In a Nature article entitled, “A New Paradigm for Climate Change,” climate scientists Kevin Anderson & Alice Bows-Larkin tie the need for “orthodox” scientists to “think differently” about climate change to a critique of “market economics and laissez-faire rhetoric underlying it.”
They argue that the world is on the cusp of a paradigm shift where “established knowledge is superseded in new ways of thinking and understanding,” referring to the “radical transitions” represented by Newton, Darwin, Einstein and Planck.
While not yet an anti-capitalist or socialist critique, Anderson and Bows argue that science needs be “liberated” from “failed” “economics, finance and astrology,” connect to “academic judgments” and bring “interdisciplinary insights” to conceive of alternative futures.
These realizations emerge from the noted discrepancy between the now unavoidable drift towards a two degrees Celsius rise in global warming along. This is coupled with a growing realization of the theoretical inadequacy or shortcomings of social theory, and the need to give more depth and scope to genuine and consequential action.
Similarly in the journal Ecological Economics, Blake Anderson & Michael M’Gonigle argue that despite its “potentially revolutionary departure,” their theoretical orientation led to an increasing neoclassical presence that diminished the power of its “original break with mainstream orthodoxy.”

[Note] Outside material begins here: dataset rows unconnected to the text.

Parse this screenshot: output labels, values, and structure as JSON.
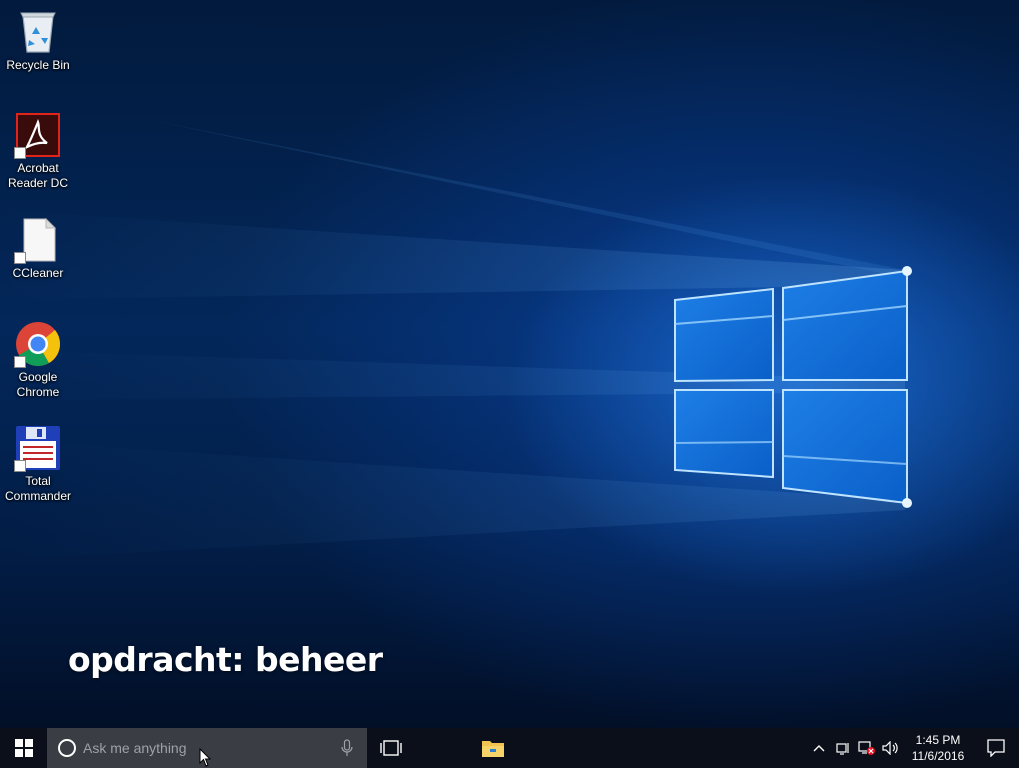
{
  "desktop_icons": [
    {
      "label": "Recycle Bin",
      "icon": "recycle-bin-icon"
    },
    {
      "label": "Acrobat Reader DC",
      "icon": "acrobat-reader-icon"
    },
    {
      "label": "CCleaner",
      "icon": "ccleaner-icon"
    },
    {
      "label": "Google Chrome",
      "icon": "chrome-icon"
    },
    {
      "label": "Total Commander",
      "icon": "total-commander-icon"
    }
  ],
  "overlay_text": "opdracht: beheer",
  "taskbar": {
    "search_placeholder": "Ask me anything",
    "pinned": [
      {
        "name": "task-view",
        "icon": "task-view-icon"
      },
      {
        "name": "file-explorer",
        "icon": "folder-icon"
      }
    ],
    "clock": {
      "time": "1:45 PM",
      "date": "11/6/2016"
    },
    "tray_icons": [
      "chevron-up-icon",
      "network-icon",
      "network-error-icon",
      "volume-icon"
    ]
  },
  "colors": {
    "wallpaper_dark": "#021a3d",
    "wallpaper_glow": "#288cff",
    "taskbar": "#0b0f19",
    "search_box": "#3a3d44"
  }
}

This was a result of ecological economics’ embrace of a methodological pluralism that because it accommodated a wide diversity of economic, social and ecological reasoning, allowed it to gain reputational legitimacy or credibility within dominant political economy.
In the process, ecological economics became a forum to theorize new ways to internalize environmental costs within the neo-liberal framework of economic growth and managerial approaches (bounded within neoclassical rationality) to decouple modern infrastructures from entropic impacts of resource use.
Anderson & M’Gonigle argue that the increasing intensity and scope of global ecological crisis brings ecological economics to “a time of reckoning” vis-a-vis the dominant and hegemonical neoclassical paradigm that is now itself “in jeopardy.”
The field of ecological economics, they say, will either intensify its assimilation with mainstream economics or rigorously re-examine its “pre-analytical vision” and “current methodological commitments” in order to perform a transformational break from it. This would involve coming to terms with the critique of growth’s entropic effect, along with its incapacity to theorize its capitalist cause.
Our climate crisis is not an isolated “environmental” problem. It is a symptom of an historical socio-economic system. The growth effect is rooted in the concrete relationships embedded in the “law of value” of capitalism and can only be challenged by “system change” — transforming the system of wage labour and property that is the foundation of that system. The degrowth and ecological economics schools contain many important and worthwhile truths, but are incapable of dealing with the concrete political and social realities that would challenge the real power behind capitalist growth.
Contrast the tame academic exchange of the degrowth and ecological economics advocates, the half-hearted attempts to “perfect” capitalism, and the middling strategies of ENGOs that follow their line of thinking — against the sacrifices made by social justice, anti-poverty, grassroots union and environmentalist activists in their fight in the streets and workplaces against corporate power. Ask yourself — where is the real struggle against social injustice and global ecocide happening?